14 March 2017

The West Hawaii Today reports

And even better here he is playing his Guitalele to relax you before you move onto the story.

‘Cannabis’ more accurate label than ‘marijuana,’ state lawmaker says

HILO — A bill to replace the term “medical marijuana” with “medical cannabis” in state law is moving through the Legislature, though most other marijuana-related measures have died.

Senate Bill 786, introduced by state Sen. Mike Gabbard, D-Oahu, says the word “marijuana” originated as a “slang term” and carries “prejudicial implications rooted in racial stereotypes” from the early 20th century when the drug was first criminalized in the United States. “Cannabis” is a more accurate term, the bill says, and carries “no such negative connotations.”

If passed, the word change would affect state statute, Hawaii Administrative Rules and require the state Department of Health to revise all its documents, letterheads and websites to conform.

The bill is co-sponsored by state Sen. Russell Ruderman, D-Puna. Earlier this week, it crossed over to the House.

Other marijuana measures moving forward include:

• Senate Bill 305, introduced by state Sen. Rosalyn Baker, D-Maui, would require dispensaries to retain video footage and recordings of their operations for at least 45 days.

Existing law doesn’t address data retention requirements, Baker’s proposal states, and instead defers to the DOH’s administrative rules which require video surveillance be kept at least 365 days. The bill says a year-long requirement could compromise clarity of footage and “impede overall security” because licensees would have to decrease the frame capture rate of recordings to have enough storage.

• House Bill 263, introduced by Scott Saiki, D-Oahu, would impose a General Excise Tax on a percentage of dispensaries’ gross income and deposit it into a special fund to be used for public health purposes such as drug recognition training for law enforcement officers.

Many other marijuana proposals languished in their original chamber including:

• Legalizing marijuana for anyone over age 21 (sponsored by Ruderman). Other decriminalization measures also died.

• Exempting military veterans from paying medical marijuana registration fees (sponsored by Ruderman).

• A cap on retail prices for medical marijuana and manufactured marijuana products.

• A limit on THC levels in manufactured marijuana products and requiring warning labels on packaging.

• Expanding the list of qualifying debilitating conditions for medical use to include lupus, epilepsy, multiple sclerosis, arthritis, autism, anxiety, depression, insomnia and stress.
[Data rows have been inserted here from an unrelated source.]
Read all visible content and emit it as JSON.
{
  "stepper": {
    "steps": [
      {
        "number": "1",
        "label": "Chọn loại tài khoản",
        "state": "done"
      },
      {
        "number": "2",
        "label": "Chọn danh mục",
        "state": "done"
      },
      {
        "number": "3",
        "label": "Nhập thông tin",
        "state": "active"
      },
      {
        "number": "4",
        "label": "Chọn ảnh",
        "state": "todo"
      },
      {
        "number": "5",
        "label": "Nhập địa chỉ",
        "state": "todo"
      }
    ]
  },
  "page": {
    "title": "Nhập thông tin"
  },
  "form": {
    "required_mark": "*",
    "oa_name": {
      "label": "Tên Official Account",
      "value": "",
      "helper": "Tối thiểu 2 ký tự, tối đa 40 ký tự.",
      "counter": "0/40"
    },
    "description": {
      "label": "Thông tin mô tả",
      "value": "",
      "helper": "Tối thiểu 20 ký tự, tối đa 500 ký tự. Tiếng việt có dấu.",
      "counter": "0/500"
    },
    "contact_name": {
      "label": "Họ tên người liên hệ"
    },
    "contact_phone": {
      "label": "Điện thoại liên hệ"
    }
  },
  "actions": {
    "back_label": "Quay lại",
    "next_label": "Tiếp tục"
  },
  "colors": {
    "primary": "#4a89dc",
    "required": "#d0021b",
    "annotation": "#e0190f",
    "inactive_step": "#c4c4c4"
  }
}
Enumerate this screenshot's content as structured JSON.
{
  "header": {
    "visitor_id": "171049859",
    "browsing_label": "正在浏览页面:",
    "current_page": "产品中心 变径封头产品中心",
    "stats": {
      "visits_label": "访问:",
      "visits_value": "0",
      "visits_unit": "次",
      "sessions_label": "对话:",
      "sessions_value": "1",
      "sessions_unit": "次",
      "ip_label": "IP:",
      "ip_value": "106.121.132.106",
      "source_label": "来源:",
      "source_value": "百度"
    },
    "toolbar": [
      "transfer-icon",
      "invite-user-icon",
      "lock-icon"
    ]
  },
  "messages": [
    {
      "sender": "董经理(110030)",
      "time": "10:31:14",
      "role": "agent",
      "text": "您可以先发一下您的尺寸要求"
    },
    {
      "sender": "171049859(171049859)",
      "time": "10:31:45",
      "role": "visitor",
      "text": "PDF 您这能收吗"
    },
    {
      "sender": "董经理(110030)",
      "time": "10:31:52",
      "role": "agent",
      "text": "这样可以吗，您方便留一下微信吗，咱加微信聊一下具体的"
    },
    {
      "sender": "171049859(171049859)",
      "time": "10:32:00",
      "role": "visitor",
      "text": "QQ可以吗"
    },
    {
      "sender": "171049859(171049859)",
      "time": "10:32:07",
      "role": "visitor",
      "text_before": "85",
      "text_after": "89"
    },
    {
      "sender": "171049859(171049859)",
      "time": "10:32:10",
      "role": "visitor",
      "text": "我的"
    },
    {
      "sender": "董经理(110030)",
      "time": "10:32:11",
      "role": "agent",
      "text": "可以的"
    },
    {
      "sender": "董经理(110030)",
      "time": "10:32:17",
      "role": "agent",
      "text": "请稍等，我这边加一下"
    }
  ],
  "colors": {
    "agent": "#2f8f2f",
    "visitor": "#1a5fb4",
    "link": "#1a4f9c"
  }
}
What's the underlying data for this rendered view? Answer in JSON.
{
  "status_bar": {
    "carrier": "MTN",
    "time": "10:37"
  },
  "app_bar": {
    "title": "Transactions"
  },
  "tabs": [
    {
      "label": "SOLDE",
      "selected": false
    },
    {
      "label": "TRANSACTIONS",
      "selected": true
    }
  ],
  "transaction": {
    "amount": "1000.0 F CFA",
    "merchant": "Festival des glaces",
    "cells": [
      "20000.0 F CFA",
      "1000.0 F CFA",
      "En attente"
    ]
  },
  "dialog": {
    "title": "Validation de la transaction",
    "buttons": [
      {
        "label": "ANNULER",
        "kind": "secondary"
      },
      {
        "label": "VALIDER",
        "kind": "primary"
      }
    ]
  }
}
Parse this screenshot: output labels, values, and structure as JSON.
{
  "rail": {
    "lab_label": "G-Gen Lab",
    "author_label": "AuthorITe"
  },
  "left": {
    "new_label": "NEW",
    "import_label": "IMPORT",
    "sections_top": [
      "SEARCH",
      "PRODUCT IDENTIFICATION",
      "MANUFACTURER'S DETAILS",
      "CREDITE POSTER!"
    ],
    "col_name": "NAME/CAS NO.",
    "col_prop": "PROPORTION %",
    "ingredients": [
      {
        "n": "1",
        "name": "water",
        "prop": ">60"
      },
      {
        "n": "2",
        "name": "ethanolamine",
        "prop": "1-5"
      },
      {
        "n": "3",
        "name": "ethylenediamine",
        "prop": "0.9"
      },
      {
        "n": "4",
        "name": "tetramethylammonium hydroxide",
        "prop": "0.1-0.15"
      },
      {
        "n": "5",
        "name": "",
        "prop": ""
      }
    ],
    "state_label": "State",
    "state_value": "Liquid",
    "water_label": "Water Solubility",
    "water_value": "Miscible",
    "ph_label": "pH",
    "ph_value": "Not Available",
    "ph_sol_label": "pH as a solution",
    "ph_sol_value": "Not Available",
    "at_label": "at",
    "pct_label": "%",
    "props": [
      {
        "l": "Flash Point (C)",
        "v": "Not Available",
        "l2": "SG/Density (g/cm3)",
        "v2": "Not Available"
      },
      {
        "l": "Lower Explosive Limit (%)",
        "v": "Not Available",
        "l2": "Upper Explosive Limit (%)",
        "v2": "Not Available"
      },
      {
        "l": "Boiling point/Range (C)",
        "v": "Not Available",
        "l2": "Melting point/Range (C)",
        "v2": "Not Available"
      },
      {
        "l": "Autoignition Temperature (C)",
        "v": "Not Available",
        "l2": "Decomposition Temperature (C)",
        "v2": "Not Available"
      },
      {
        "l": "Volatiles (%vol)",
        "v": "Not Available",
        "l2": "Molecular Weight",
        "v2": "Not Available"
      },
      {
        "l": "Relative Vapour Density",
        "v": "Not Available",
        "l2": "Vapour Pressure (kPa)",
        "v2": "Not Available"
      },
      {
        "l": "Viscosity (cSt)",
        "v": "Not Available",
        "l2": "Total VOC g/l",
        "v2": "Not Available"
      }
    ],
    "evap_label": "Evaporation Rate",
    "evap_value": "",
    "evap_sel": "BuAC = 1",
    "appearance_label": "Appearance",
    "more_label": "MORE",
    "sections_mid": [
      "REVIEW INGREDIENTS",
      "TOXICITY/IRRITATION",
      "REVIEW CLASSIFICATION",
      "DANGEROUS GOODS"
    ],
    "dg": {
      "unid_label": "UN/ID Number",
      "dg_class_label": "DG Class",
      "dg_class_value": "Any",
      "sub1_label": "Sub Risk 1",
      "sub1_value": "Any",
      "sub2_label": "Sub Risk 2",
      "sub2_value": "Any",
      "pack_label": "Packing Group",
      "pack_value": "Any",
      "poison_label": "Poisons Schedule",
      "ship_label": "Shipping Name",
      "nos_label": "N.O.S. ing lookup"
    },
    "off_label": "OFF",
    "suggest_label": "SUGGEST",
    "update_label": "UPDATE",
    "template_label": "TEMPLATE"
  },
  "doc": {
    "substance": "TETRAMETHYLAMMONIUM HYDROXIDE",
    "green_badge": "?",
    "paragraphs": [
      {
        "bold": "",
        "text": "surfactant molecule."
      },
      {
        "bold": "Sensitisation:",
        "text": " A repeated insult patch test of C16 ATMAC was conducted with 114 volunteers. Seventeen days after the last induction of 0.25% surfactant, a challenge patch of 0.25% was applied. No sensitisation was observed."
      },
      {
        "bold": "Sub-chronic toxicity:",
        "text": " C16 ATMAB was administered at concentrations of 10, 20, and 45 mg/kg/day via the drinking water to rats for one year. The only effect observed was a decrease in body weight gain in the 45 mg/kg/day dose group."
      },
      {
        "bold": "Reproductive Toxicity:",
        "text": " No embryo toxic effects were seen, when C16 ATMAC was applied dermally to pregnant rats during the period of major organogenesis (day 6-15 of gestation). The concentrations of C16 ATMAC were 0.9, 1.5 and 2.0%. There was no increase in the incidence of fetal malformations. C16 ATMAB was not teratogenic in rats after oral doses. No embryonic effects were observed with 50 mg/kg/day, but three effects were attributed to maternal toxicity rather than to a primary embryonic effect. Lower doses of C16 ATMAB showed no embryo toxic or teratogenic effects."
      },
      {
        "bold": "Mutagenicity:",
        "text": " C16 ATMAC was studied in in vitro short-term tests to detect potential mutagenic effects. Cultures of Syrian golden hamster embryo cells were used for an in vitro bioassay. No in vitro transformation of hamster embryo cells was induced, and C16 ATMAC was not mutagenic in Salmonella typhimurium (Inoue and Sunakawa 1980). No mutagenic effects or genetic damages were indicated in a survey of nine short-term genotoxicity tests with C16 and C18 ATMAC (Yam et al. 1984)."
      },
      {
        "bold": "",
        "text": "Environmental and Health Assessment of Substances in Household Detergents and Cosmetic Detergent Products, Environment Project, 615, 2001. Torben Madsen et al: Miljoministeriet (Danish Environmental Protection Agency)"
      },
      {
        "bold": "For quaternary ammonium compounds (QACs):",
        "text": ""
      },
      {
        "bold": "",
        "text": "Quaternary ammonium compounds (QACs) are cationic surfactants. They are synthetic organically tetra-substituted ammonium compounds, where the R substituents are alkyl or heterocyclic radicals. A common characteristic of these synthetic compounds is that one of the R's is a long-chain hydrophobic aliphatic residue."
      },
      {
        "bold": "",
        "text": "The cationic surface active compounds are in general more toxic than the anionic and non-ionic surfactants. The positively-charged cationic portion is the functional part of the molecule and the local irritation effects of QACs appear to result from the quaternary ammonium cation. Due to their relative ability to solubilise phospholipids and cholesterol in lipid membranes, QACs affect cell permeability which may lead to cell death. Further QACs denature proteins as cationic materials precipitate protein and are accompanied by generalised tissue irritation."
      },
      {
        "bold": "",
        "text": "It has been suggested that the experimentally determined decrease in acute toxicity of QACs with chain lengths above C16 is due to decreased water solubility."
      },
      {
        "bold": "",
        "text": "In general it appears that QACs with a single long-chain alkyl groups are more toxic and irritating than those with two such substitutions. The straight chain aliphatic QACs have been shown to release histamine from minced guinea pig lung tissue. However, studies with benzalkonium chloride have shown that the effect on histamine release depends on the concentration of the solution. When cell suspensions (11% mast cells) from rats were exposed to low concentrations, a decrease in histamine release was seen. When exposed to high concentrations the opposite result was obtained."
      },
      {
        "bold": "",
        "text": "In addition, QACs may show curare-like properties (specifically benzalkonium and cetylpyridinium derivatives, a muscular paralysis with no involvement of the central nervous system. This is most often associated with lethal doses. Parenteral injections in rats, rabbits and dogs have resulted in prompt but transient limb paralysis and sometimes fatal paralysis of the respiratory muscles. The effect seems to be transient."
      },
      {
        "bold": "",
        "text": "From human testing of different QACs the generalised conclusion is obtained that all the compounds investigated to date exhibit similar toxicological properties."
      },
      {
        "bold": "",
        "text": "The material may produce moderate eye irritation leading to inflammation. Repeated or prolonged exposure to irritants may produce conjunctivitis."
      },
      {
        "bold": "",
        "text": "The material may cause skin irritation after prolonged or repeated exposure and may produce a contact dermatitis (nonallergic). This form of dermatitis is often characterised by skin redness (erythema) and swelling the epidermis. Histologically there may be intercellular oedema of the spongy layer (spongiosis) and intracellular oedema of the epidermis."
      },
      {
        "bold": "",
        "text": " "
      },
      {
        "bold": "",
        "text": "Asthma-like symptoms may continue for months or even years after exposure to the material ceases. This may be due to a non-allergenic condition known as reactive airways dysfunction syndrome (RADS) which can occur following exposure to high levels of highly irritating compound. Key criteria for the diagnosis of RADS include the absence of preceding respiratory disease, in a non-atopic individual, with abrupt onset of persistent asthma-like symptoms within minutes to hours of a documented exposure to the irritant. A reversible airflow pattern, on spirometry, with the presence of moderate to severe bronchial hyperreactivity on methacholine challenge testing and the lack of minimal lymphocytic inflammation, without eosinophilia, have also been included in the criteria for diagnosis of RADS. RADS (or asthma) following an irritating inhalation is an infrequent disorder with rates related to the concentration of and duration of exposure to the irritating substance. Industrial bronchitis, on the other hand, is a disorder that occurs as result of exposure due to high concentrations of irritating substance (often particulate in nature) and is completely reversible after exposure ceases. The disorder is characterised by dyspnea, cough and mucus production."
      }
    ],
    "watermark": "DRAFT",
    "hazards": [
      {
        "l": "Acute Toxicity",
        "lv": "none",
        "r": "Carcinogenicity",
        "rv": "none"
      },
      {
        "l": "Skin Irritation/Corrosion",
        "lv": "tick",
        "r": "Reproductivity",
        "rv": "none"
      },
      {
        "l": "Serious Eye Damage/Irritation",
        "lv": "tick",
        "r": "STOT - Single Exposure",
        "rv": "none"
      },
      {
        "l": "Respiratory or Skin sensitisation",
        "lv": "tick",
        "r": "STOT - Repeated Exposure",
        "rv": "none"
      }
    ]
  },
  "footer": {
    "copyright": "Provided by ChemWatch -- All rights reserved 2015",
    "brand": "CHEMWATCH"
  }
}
• A continuation of the caregiver program (currently set to end in 2018), allowing dispensaries to sell edible cannabis products and allowing felons to work in the marijuana industry five years after completing their prison sentence.

• Establishing state-regulated collectives to allow patients with excess marijuana to sell it to other collective members (sponsored by Ruderman and House counterpart state Rep. Joy San Buenaventura, D-Puna).

• Reassessing the state’s classification of marijuana as a Schedule 1 drug (sponsored by San Buenaventura).

• Establishing a minimum blood concentration content of tetrahydrocannabinol (THC) for driving under the influence (sponsored by state Sen. Josh Green, D–Kona, Ka‘u).

• A ban on marijuana products created to appeal to children.

Hawaii legalized marijuana for medical use in 2000, but until recently never provided a way for patients to legally buy it.

Last year, the state Department of Health awarded licenses to eight companies to open Hawaii’s first dispensaries. Lau Ola, a company led by former banana farmer Richard Ha, and Hawaiian Ethos, led by venture capitalist Bill Richardson, will open Hawaii Island’s first dispensaries.

San Buenaventura said this week she was disappointed several bills did not move forward, but she’s still hoping two concurrent House Resolutions will get a hearing. The resolutions, like her bill, request the federal drug administration remove marijuana as a Schedule 1 drug.

However she said passing sweeping reform to state marijuana law this year is unlikely, particularly under new federal leadership. Some marijuana supporters believe President Trump’s team has expressed mixed views on its stance on marijuana.

“We need to go kind of slow right now,” San Buenaventura said. “I don’t want to set people up for federal prosecution even though it may be legal statewide. Not after what’s come out of the Trump administration. We need to protect existing medial marijuana patients.”